**WHAT THIS TASK INVOLVES:** For each record, copy the text exactly and omit any picture it holds.

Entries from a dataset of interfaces
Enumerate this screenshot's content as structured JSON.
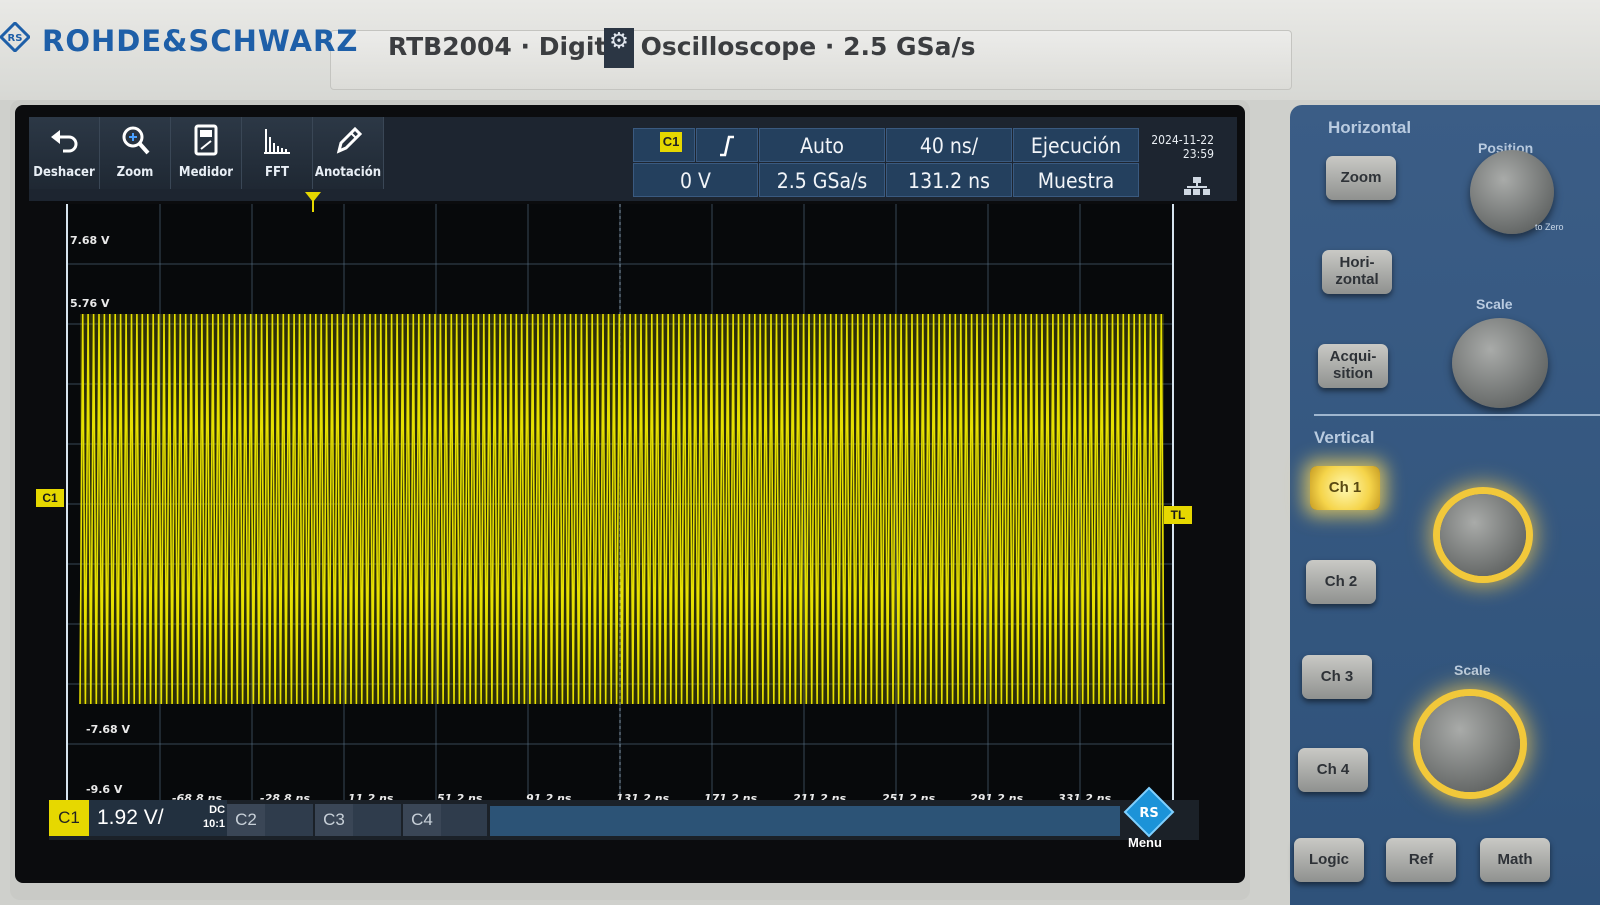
{
  "brand": {
    "name": "ROHDE&SCHWARZ",
    "model": "RTB2004 · Digital Oscilloscope · 2.5 GSa/s"
  },
  "toolbar": {
    "tools": [
      {
        "label": "Deshacer",
        "icon": "undo-icon"
      },
      {
        "label": "Zoom",
        "icon": "zoom-icon"
      },
      {
        "label": "Medidor",
        "icon": "meter-icon"
      },
      {
        "label": "FFT",
        "icon": "fft-icon"
      },
      {
        "label": "Anotación",
        "icon": "pencil-icon"
      }
    ],
    "trigger_source": "C1",
    "trigger_slope_icon": "rising-edge-icon",
    "trigger_mode": "Auto",
    "trigger_level": "0 V",
    "sample_rate": "2.5 GSa/s",
    "time_scale": "40 ns/",
    "time_offset": "131.2 ns",
    "run_state": "Ejecución",
    "acq_mode": "Muestra",
    "date": "2024-11-22",
    "time": "23:59"
  },
  "plot": {
    "y_labels": [
      "7.68 V",
      "5.76 V",
      "-7.68 V",
      "-9.6 V"
    ],
    "x_labels": [
      "-68.8 ns",
      "-28.8 ns",
      "11.2 ns",
      "51.2 ns",
      "91.2 ns",
      "131.2 ns",
      "171.2 ns",
      "211.2 ns",
      "251.2 ns",
      "291.2 ns",
      "331.2 ns"
    ],
    "channel_marker": "C1",
    "trigger_marker": "TL",
    "trace_color": "#e6e000"
  },
  "channels": {
    "ch1_tag": "C1",
    "ch1_scale": "1.92 V/",
    "ch1_coupling": "DC",
    "ch1_probe": "10:1",
    "others": [
      "C2",
      "C3",
      "C4"
    ],
    "menu_label": "Menu"
  },
  "panel": {
    "horizontal_title": "Horizontal",
    "position_label": "Position",
    "scale_label": "Scale",
    "vertical_title": "Vertical",
    "vscale_label": "Scale",
    "to_zero": "to Zero",
    "buttons": {
      "zoom": "Zoom",
      "horizontal_a": "Hori-",
      "horizontal_b": "zontal",
      "acq_a": "Acqui-",
      "acq_b": "sition",
      "ch1": "Ch 1",
      "ch2": "Ch 2",
      "ch3": "Ch 3",
      "ch4": "Ch 4",
      "logic": "Logic",
      "ref": "Ref",
      "math": "Math"
    }
  }
}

**ANSWER TO THE EXERCISE:**
Enumerate this screenshot's content as structured JSON.
{
  "brand": {
    "name": "ROHDE&SCHWARZ",
    "model": "RTB2004 · Digital Oscilloscope · 2.5 GSa/s"
  },
  "toolbar": {
    "tools": [
      {
        "label": "Deshacer",
        "icon": "undo-icon"
      },
      {
        "label": "Zoom",
        "icon": "zoom-icon"
      },
      {
        "label": "Medidor",
        "icon": "meter-icon"
      },
      {
        "label": "FFT",
        "icon": "fft-icon"
      },
      {
        "label": "Anotación",
        "icon": "pencil-icon"
      }
    ],
    "trigger_source": "C1",
    "trigger_slope_icon": "rising-edge-icon",
    "trigger_mode": "Auto",
    "trigger_level": "0 V",
    "sample_rate": "2.5 GSa/s",
    "time_scale": "40 ns/",
    "time_offset": "131.2 ns",
    "run_state": "Ejecución",
    "acq_mode": "Muestra",
    "date": "2024-11-22",
    "time": "23:59"
  },
  "plot": {
    "y_labels": [
      "7.68 V",
      "5.76 V",
      "-7.68 V",
      "-9.6 V"
    ],
    "x_labels": [
      "-68.8 ns",
      "-28.8 ns",
      "11.2 ns",
      "51.2 ns",
      "91.2 ns",
      "131.2 ns",
      "171.2 ns",
      "211.2 ns",
      "251.2 ns",
      "291.2 ns",
      "331.2 ns"
    ],
    "channel_marker": "C1",
    "trigger_marker": "TL",
    "trace_color": "#e6e000"
  },
  "channels": {
    "ch1_tag": "C1",
    "ch1_scale": "1.92 V/",
    "ch1_coupling": "DC",
    "ch1_probe": "10:1",
    "others": [
      "C2",
      "C3",
      "C4"
    ],
    "menu_label": "Menu"
  },
  "panel": {
    "horizontal_title": "Horizontal",
    "position_label": "Position",
    "scale_label": "Scale",
    "vertical_title": "Vertical",
    "vscale_label": "Scale",
    "to_zero": "to Zero",
    "buttons": {
      "zoom": "Zoom",
      "horizontal_a": "Hori-",
      "horizontal_b": "zontal",
      "acq_a": "Acqui-",
      "acq_b": "sition",
      "ch1": "Ch 1",
      "ch2": "Ch 2",
      "ch3": "Ch 3",
      "ch4": "Ch 4",
      "logic": "Logic",
      "ref": "Ref",
      "math": "Math"
    }
  }
}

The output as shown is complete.